Before Cassatt, the art world was essentially closed to women. Cassatt's skill at portraying light, unconventional angles, and informal, natural human gestures gained her acceptance as the only American and the only female artist among the impressionists at their height. Her success as an artist helped clear the way for subsequent generations of female artists.
Gertrude Stein (1874-1946)
Stein enjoyed a successful career as a writer, but she left a deeper imprint on 20th-century culture as a tireless patron, critic, and supporter of modern, experimental art and literature. In her Paris studio she brought together and influenced writers such as Ernest Hemingway and Thornton Wilder and visual artists including Pablo Picasso and Henri Matisse.
Eleanor Roosevelt (1884-1962)
In 1932, Eleanor Roosevelt privately declared, "I never wanted to be a president's wife." Rather than settling into a role she did not like, she rewrote the rules. Her influence over the president's policies was unprecedented, and she helped drive policy concerning women, civil rights, and poverty. After President Roosevelt's death in 1945, she became U.S. representative to the United Nations General Assembly, where she was primary author of the UN's 1948 Universal Declaration of Human Rights.
Katharine Hepburn (1907-2003)
Hepburn's portrayals of self-confident, often professional women were both a reflection and a driving force in the changes in gender relations underway in American society. Hepburn dealt with Hollywood on her own terms--appearing as she liked in slacks and no makeup, and not granting interviews or photo shoots--and took home an unequalled four Academy Awards for acting.

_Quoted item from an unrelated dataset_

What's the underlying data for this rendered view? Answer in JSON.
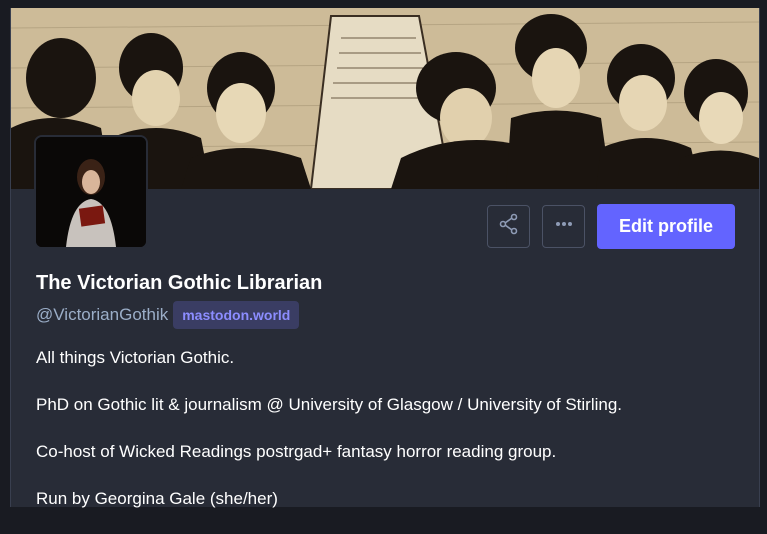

Babe Didrikson Zaharias (1911-1956)
An excellent athlete in seemingly every sport she tried, Zaharias won two gold medals in track and field at the 1932 Olympics. She then turned her attention to golf, won every major golf championship at least once, and during one stretch won 17 consecutive tournaments. When cancer cut short her athletic career, she found a new outlet for her strength and drive, becoming an influential advocate for medical research.
Julia Child (1912-2004)
More than any other single figure in history, Child had a direct impact on the way Americans eat. Her disarming personality and boundless delight in good food helped viewers overcome their discomfort with unfamiliar ingredients and exotic dishes. A direct precursor to Martha Stewart and today's celebrity chefs, Child caught the postwar generation's wave of newfound prosperity and, for many, tranformed the simple act of eating from a necessity to a potentially sublime experience.
Rosa Parks (1913- )
With a simple, personal act of defiance--refusing to give up her bus seat to a white man--Parks opened a decisive chapter in the civil rights movement. Her arrest prompted the bus boycott in Montgomery, Alabama, and the quiet dignity of her act and demeanor set a high standard for acts of civil disobedience that followed.